WORK REQUEST ▸ Pick out each line of the records that includes the string "亲历条件", and copy it.

DATA TO PROCESS ▸
▼

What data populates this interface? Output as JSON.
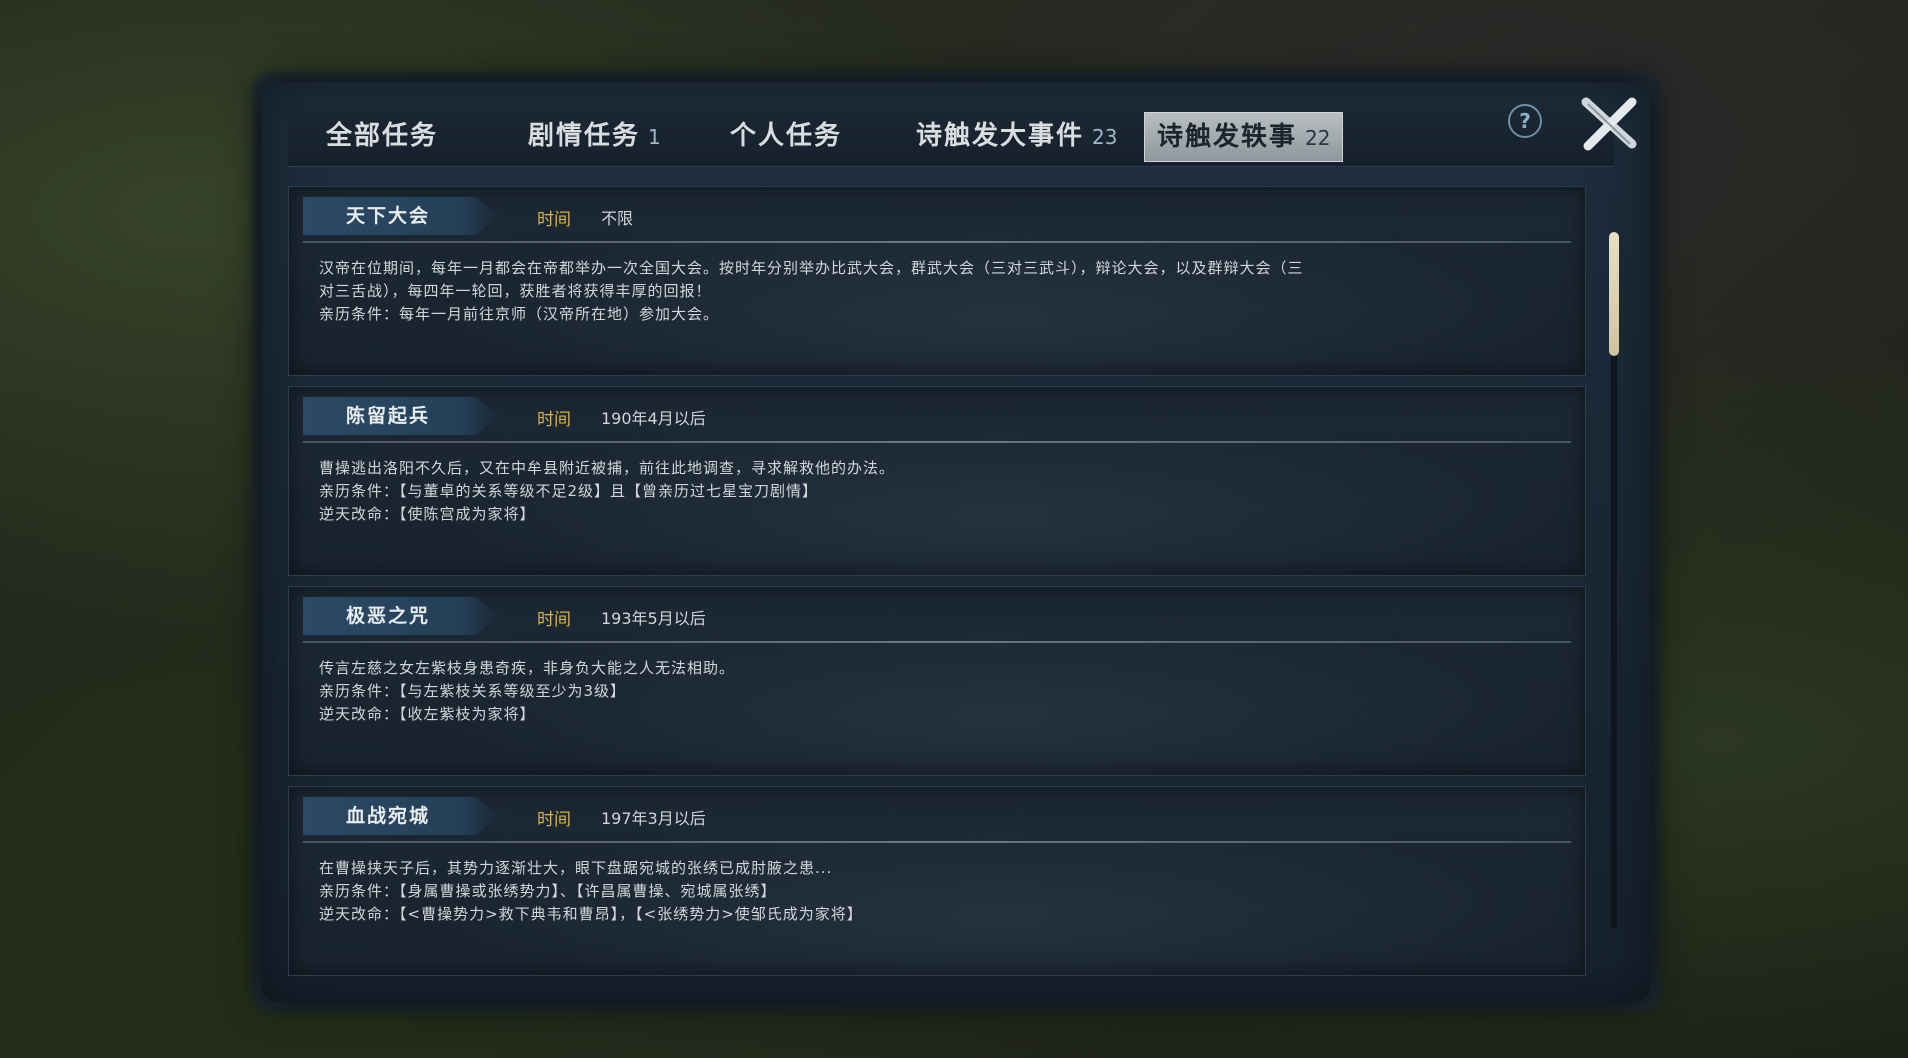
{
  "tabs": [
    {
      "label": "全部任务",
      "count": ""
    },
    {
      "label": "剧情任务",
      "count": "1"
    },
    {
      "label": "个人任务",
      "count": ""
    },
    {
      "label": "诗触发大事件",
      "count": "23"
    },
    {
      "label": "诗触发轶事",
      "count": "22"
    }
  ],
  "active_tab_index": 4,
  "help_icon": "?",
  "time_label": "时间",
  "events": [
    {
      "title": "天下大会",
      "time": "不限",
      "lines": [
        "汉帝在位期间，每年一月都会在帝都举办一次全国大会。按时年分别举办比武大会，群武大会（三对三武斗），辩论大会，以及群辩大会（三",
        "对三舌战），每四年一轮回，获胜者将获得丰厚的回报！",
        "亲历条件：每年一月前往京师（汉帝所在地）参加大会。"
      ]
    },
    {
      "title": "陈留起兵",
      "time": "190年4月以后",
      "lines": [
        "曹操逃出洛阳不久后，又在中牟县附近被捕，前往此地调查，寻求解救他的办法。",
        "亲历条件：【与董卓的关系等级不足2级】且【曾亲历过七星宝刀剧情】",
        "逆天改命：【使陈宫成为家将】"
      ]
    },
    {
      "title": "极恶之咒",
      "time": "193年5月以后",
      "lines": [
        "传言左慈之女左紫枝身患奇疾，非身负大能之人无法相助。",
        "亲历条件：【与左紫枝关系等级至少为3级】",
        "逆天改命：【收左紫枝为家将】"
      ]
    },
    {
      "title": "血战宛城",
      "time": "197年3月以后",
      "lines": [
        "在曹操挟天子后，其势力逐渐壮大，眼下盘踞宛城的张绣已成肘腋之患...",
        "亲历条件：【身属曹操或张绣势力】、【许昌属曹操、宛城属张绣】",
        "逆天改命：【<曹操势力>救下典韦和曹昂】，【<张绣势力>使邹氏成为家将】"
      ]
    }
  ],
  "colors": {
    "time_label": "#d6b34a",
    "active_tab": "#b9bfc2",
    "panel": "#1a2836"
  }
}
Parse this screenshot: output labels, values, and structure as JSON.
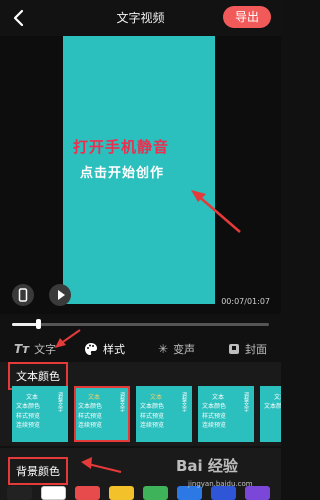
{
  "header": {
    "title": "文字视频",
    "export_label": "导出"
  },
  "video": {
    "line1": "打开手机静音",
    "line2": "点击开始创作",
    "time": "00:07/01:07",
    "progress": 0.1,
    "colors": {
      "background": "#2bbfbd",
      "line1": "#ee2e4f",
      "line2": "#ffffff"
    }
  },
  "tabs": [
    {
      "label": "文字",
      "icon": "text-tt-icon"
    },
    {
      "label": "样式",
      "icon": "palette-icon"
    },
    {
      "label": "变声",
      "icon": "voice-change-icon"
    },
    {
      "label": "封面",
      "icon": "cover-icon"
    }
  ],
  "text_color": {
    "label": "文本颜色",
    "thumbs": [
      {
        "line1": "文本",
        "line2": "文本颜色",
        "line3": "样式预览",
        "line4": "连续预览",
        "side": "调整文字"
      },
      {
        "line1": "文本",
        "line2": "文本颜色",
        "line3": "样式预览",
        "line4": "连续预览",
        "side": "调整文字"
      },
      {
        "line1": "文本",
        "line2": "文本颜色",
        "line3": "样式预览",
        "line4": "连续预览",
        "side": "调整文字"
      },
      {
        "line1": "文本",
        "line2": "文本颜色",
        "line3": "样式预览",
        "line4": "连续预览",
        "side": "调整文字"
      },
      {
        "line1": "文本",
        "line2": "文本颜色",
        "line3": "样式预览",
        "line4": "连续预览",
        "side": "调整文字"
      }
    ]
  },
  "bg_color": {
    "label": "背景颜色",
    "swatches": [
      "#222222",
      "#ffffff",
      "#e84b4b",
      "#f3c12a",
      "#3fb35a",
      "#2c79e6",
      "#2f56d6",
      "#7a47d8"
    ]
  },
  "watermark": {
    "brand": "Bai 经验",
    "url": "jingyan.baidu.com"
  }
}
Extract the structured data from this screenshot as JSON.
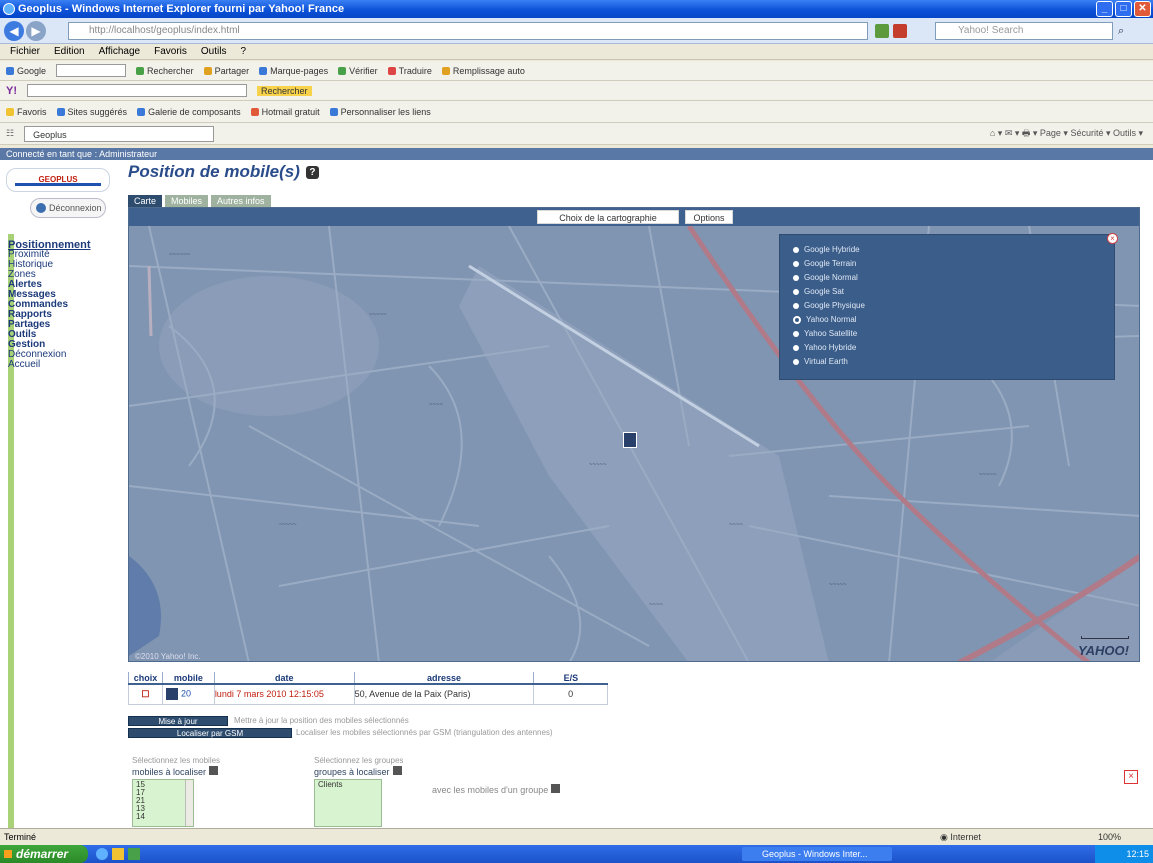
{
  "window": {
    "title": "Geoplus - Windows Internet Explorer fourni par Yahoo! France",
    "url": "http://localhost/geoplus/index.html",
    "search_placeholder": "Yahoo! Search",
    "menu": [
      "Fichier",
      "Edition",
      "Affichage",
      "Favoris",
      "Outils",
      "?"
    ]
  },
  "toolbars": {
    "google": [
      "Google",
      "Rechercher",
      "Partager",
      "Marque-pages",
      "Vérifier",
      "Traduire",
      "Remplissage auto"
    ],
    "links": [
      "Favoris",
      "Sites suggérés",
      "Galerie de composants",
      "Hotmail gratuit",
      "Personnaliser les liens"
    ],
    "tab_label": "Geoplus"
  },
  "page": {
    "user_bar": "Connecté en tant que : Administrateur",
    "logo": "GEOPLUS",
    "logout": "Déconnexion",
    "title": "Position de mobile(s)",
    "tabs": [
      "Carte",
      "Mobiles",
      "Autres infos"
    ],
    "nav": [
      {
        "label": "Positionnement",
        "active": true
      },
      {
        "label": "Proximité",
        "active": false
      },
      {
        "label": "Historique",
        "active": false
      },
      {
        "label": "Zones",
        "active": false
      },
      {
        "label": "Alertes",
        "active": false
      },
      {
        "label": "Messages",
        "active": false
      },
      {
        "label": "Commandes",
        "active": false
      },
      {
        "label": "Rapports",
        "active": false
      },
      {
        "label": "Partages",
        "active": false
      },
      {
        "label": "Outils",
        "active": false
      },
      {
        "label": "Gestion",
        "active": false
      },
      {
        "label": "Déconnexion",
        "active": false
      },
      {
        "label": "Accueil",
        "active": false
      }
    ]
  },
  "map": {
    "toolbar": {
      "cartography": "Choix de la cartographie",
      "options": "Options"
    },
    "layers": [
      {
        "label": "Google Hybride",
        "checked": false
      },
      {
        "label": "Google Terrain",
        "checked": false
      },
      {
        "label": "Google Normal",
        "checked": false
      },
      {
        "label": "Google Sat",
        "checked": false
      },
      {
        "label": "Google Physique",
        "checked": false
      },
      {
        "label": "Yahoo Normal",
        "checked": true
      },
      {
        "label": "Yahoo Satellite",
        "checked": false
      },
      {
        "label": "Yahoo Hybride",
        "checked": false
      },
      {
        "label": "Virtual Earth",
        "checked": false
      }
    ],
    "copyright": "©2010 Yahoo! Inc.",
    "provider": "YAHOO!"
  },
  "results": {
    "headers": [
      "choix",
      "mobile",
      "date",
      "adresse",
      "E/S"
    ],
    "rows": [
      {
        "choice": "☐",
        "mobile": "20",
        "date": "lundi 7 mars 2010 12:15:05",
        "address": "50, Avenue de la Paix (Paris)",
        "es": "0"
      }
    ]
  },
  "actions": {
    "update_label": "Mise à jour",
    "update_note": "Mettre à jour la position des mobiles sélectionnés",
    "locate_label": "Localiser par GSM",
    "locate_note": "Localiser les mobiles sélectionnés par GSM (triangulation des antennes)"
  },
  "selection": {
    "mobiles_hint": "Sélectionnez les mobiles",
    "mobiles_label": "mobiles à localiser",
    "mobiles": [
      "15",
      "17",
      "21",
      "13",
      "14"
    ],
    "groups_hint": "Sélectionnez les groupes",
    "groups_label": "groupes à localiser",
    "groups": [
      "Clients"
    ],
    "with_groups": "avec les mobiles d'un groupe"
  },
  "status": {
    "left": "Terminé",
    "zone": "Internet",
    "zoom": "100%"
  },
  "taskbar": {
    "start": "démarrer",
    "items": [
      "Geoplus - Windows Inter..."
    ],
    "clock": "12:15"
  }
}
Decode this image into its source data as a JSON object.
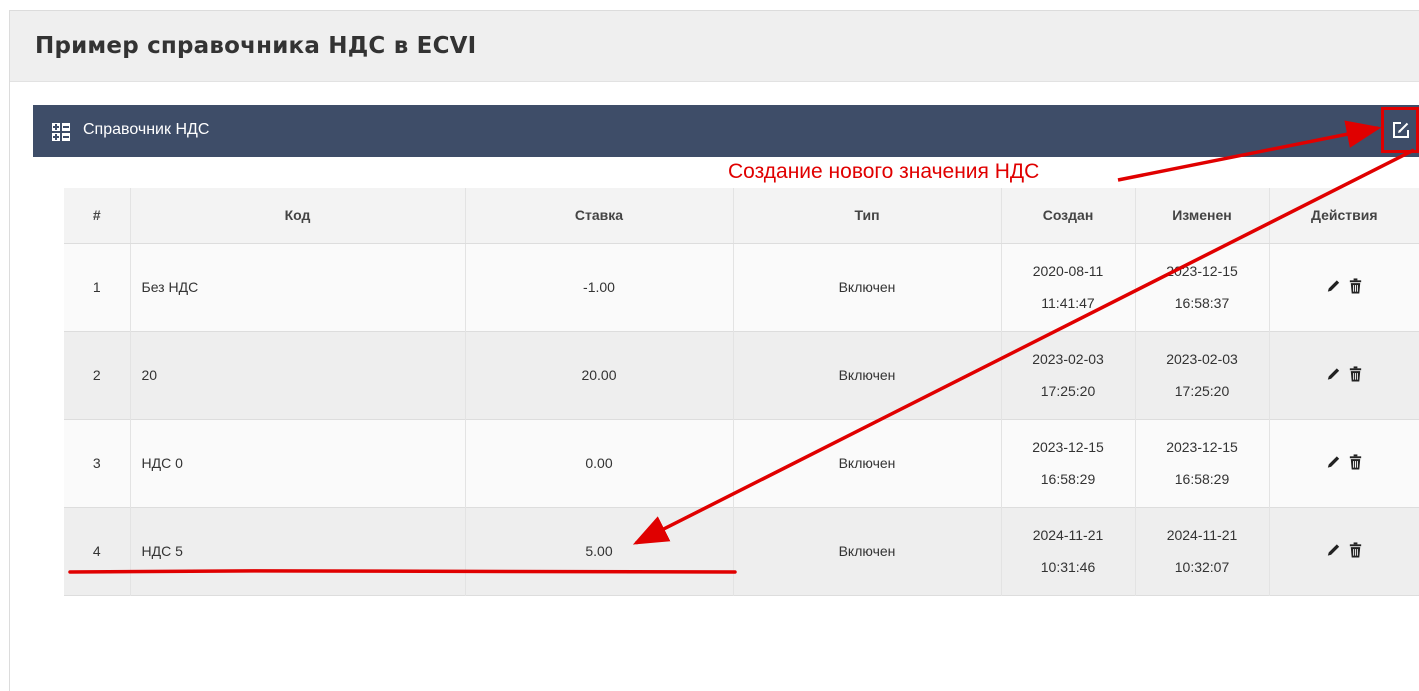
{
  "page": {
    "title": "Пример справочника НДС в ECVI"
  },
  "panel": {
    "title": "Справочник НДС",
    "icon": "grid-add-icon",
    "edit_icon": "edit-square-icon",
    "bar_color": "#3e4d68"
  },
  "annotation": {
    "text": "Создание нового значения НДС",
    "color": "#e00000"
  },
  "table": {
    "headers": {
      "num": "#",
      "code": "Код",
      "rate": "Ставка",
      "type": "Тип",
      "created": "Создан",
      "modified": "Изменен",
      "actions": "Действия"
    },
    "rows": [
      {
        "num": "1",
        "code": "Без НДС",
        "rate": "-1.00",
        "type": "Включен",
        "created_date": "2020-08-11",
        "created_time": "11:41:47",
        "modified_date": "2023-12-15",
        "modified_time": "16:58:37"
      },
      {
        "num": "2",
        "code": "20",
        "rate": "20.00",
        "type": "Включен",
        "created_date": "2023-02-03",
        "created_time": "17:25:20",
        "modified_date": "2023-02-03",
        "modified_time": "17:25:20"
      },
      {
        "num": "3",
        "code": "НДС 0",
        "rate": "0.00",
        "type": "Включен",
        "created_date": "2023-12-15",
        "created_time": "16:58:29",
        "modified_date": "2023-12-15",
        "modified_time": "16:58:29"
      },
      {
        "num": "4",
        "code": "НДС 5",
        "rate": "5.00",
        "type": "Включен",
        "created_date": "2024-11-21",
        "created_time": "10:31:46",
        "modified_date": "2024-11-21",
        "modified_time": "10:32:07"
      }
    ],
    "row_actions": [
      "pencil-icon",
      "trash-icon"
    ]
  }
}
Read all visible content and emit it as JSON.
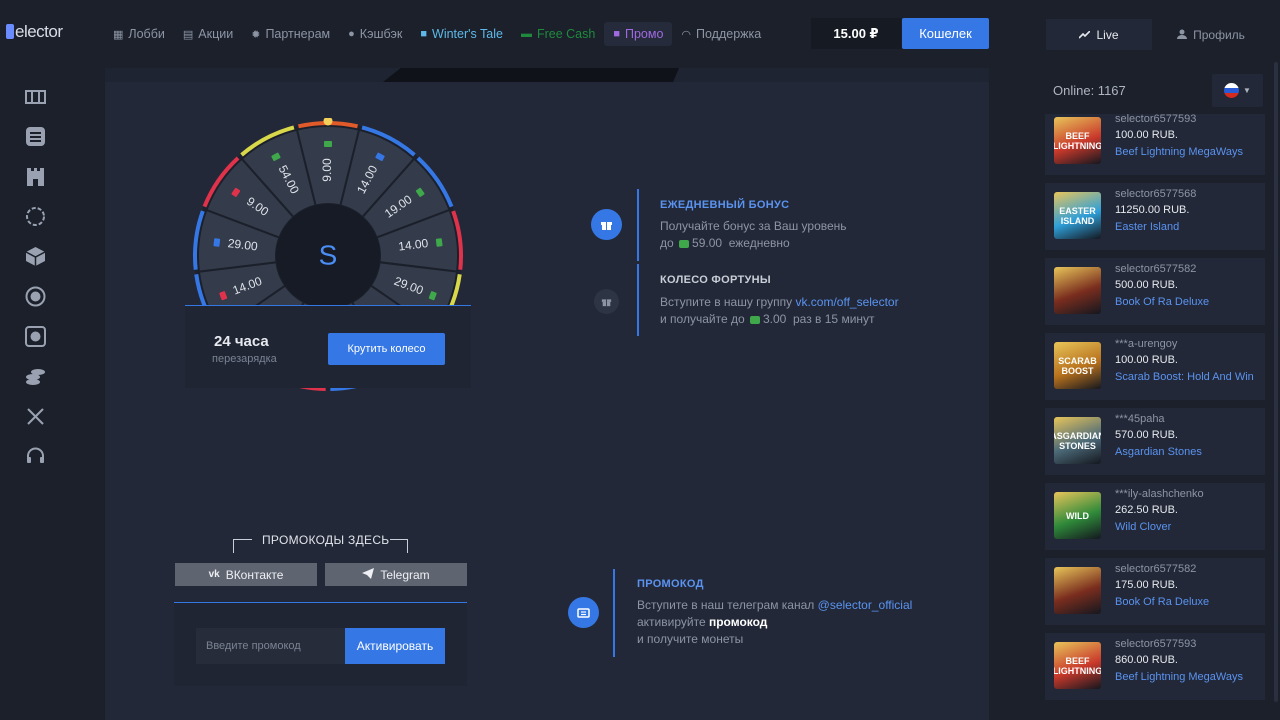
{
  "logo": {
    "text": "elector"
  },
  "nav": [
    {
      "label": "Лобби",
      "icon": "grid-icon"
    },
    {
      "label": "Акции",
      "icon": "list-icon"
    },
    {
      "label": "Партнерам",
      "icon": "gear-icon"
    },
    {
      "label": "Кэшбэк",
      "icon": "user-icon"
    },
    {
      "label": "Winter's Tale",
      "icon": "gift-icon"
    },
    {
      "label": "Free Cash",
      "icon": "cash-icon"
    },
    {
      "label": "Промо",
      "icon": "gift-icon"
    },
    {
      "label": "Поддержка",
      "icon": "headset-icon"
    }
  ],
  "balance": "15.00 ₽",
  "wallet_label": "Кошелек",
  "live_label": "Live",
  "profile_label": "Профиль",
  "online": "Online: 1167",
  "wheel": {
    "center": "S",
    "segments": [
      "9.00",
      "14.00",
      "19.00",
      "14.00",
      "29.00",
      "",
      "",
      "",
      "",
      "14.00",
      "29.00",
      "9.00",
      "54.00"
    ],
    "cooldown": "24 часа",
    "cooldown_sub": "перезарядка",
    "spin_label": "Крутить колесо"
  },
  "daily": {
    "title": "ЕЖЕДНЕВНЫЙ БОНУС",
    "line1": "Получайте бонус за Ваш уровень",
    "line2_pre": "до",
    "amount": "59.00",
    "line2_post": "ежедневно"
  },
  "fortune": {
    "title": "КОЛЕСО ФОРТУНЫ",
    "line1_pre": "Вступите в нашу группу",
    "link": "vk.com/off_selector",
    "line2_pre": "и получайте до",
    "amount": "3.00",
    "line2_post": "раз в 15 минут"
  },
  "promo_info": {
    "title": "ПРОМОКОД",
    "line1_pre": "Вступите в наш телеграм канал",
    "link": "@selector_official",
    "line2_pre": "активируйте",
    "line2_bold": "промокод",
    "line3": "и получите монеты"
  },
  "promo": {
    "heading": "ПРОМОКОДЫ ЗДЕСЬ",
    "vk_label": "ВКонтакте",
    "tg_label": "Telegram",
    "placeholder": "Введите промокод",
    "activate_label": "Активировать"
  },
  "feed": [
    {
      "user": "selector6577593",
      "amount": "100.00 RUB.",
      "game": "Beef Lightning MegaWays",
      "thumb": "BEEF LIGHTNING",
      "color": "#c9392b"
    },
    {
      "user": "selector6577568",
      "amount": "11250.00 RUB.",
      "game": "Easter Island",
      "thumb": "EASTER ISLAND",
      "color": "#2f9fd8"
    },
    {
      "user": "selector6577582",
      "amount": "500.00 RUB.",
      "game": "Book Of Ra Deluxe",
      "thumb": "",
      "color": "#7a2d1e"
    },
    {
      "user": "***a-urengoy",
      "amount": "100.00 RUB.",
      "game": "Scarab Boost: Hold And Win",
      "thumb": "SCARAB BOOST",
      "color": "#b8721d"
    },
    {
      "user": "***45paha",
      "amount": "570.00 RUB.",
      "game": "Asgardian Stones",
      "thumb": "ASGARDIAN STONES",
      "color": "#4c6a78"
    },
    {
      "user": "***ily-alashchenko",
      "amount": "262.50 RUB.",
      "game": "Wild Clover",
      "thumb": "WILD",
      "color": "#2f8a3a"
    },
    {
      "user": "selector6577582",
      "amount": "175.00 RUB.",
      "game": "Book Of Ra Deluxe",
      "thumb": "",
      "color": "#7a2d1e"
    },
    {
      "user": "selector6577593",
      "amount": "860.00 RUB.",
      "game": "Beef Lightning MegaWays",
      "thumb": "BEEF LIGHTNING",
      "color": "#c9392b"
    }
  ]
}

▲

RESULT OF THE TASK ▸
        "亲历条件：每年一月前往京师（汉帝所在地）参加大会。"
        "亲历条件：【与董卓的关系等级不足2级】且【曾亲历过七星宝刀剧情】",
        "亲历条件：【与左紫枝关系等级至少为3级】",
        "亲历条件：【身属曹操或张绣势力】、【许昌属曹操、宛城属张绣】",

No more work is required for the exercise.